The first approach doesn't have two sentences
And anyone can make it work.
Is a phrase, as it expresses an incomplete idea.
And is a conjunction, used to join two similar things together (similar ideas, or similar sentence structures).
So you are right to combine the two, because you have only one sentence and a phrase.
It will be the system that anyone can make work.
Is a correct, fully formed sentence. It is clear, but you are right, it isn't a sentence that is natural. That's because of a few reasons.
- You use the word
it before you introduce what it describes. The general rule is describe the item clearly first, then use the word it as a replacement for describing it again.
- You have confused the direct object (the noun receiving the action) with the subject (the noun performing the action.
The first problem is fixed by changing

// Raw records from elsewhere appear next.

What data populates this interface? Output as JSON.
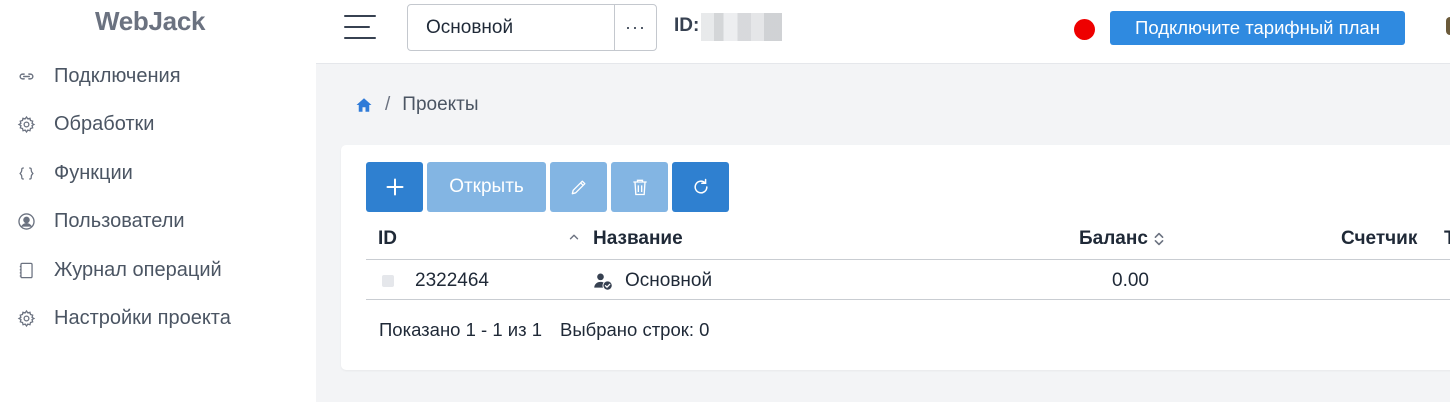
{
  "brand": "WebJack",
  "sidebar": {
    "items": [
      {
        "label": "Подключения",
        "icon": "link-icon"
      },
      {
        "label": "Обработки",
        "icon": "gear-icon"
      },
      {
        "label": "Функции",
        "icon": "braces-icon"
      },
      {
        "label": "Пользователи",
        "icon": "user-circle-icon"
      },
      {
        "label": "Журнал операций",
        "icon": "journal-icon"
      },
      {
        "label": "Настройки проекта",
        "icon": "gear-icon"
      }
    ]
  },
  "header": {
    "project_select": {
      "value": "Основной",
      "more_label": "···"
    },
    "id_label": "ID:",
    "status_color": "#ee0000",
    "plan_button": "Подключите тарифный план"
  },
  "breadcrumb": {
    "separator": "/",
    "current": "Проекты"
  },
  "toolbar": {
    "open_label": "Открыть"
  },
  "table": {
    "columns": {
      "id": "ID",
      "name": "Название",
      "balance": "Баланс",
      "counter": "Счетчик",
      "next": "Т"
    },
    "rows": [
      {
        "id": "2322464",
        "name": "Основной",
        "balance": "0.00"
      }
    ]
  },
  "footer": {
    "shown": "Показано 1 - 1 из 1",
    "selected": "Выбрано строк: 0"
  },
  "colors": {
    "primary": "#2f80d0",
    "primary_disabled": "#83b5e3",
    "plan_button": "#2f8ae0"
  }
}
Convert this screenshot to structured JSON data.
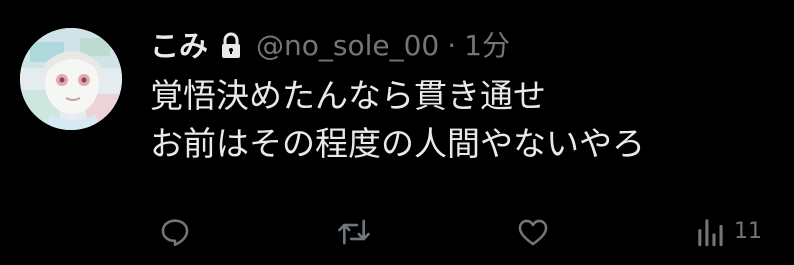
{
  "tweet": {
    "display_name": "こみ",
    "handle": "@no_sole_00",
    "separator": "·",
    "time": "1分",
    "lines": [
      "覚悟決めたんなら貫き通せ",
      "お前はその程度の人間やないやろ"
    ],
    "views": "11"
  },
  "icons": {
    "lock": "lock-icon",
    "reply": "reply-icon",
    "retweet": "retweet-icon",
    "like": "heart-icon",
    "views": "views-chart-icon"
  },
  "colors": {
    "background": "#000000",
    "primary_text": "#e7e9ea",
    "secondary_text": "#71767b"
  }
}
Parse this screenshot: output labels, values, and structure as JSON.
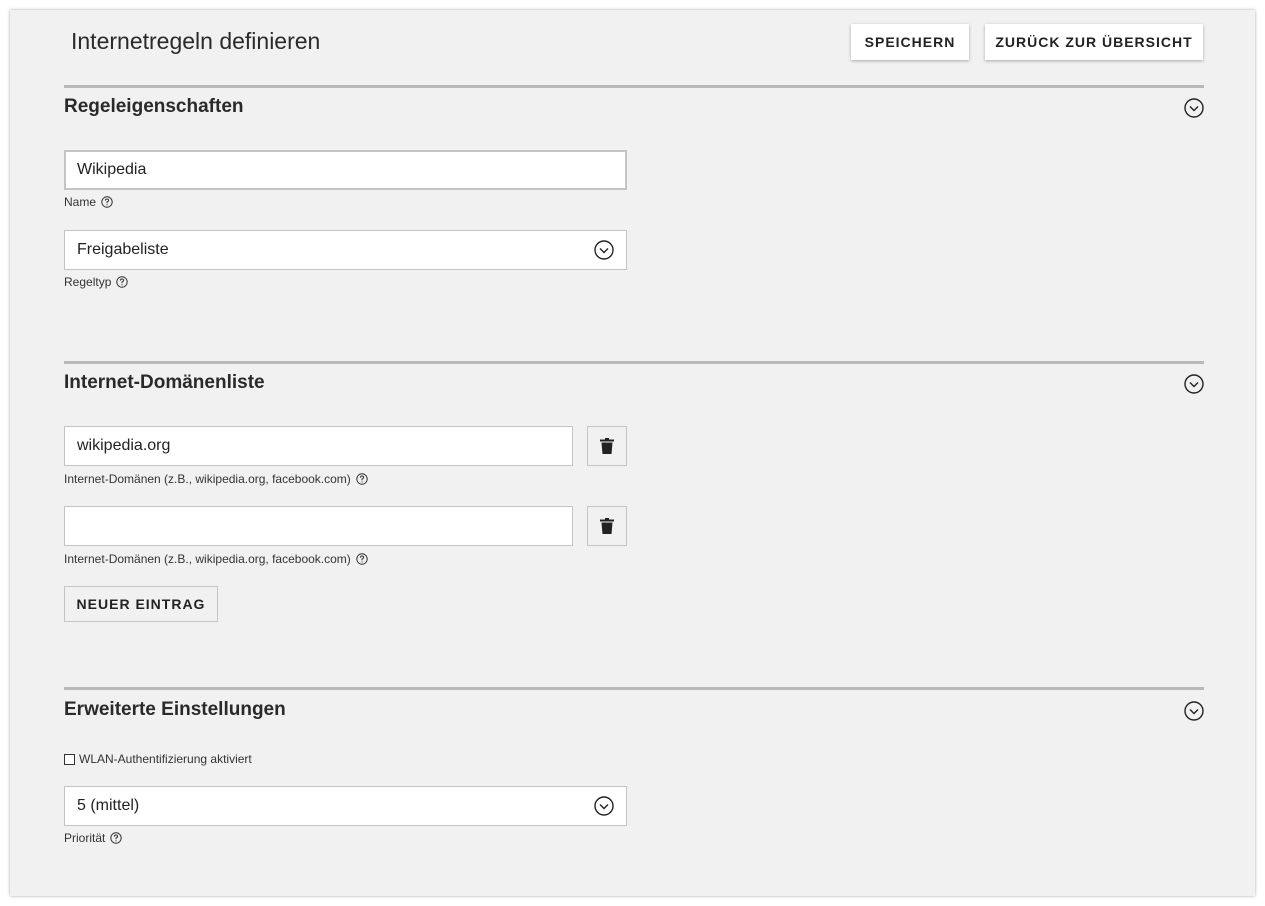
{
  "header": {
    "title": "Internetregeln definieren",
    "save_label": "SPEICHERN",
    "back_label": "ZURÜCK ZUR ÜBERSICHT"
  },
  "rule_properties": {
    "heading": "Regeleigenschaften",
    "name_value": "Wikipedia",
    "name_label": "Name",
    "rule_type_value": "Freigabeliste",
    "rule_type_label": "Regeltyp"
  },
  "domain_list": {
    "heading": "Internet-Domänenliste",
    "entries": [
      {
        "value": "wikipedia.org",
        "label": "Internet-Domänen (z.B., wikipedia.org, facebook.com)"
      },
      {
        "value": "",
        "label": "Internet-Domänen (z.B., wikipedia.org, facebook.com)"
      }
    ],
    "new_entry_label": "NEUER EINTRAG"
  },
  "advanced": {
    "heading": "Erweiterte Einstellungen",
    "wlan_auth_label": "WLAN-Authentifizierung aktiviert",
    "wlan_auth_checked": false,
    "priority_value": "5 (mittel)",
    "priority_label": "Priorität"
  },
  "icons": {
    "collapse": "chevron-circle-icon",
    "help": "help-circle-icon",
    "trash": "trash-icon",
    "dropdown": "chevron-circle-icon"
  }
}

It will be the system that anyone can make work
The system will be one that anyone can make work
And with this improvement, the second problem becomes easier to notice. "The system" isn't doing anything, but "anyone" is doing something. This means that "anyone" is the proper subject, not "the system".
Anyone can make the system work.

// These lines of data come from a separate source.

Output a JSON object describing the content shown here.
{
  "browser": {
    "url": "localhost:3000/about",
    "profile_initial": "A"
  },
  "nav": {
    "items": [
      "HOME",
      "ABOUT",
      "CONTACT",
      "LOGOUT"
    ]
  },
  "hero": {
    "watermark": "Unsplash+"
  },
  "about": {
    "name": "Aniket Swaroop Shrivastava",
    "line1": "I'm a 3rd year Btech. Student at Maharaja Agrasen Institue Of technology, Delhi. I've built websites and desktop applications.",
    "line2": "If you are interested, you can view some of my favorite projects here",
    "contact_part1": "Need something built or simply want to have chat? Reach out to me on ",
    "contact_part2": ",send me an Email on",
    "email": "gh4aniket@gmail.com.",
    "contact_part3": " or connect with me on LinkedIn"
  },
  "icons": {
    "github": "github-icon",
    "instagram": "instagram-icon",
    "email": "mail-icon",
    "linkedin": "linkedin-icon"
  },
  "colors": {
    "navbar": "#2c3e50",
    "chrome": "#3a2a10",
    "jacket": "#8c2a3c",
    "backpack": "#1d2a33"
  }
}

Which is even better, but "make the system work" is vague. We don't know if they are fixing the system or just using the system to perform work. So the final improvement might be.
Anyone can repair the system.
Anyone can use the system.
Using your verbs to express actions, instead of existence, will help you avoid problems of switching the direct object of a sentence for the subject.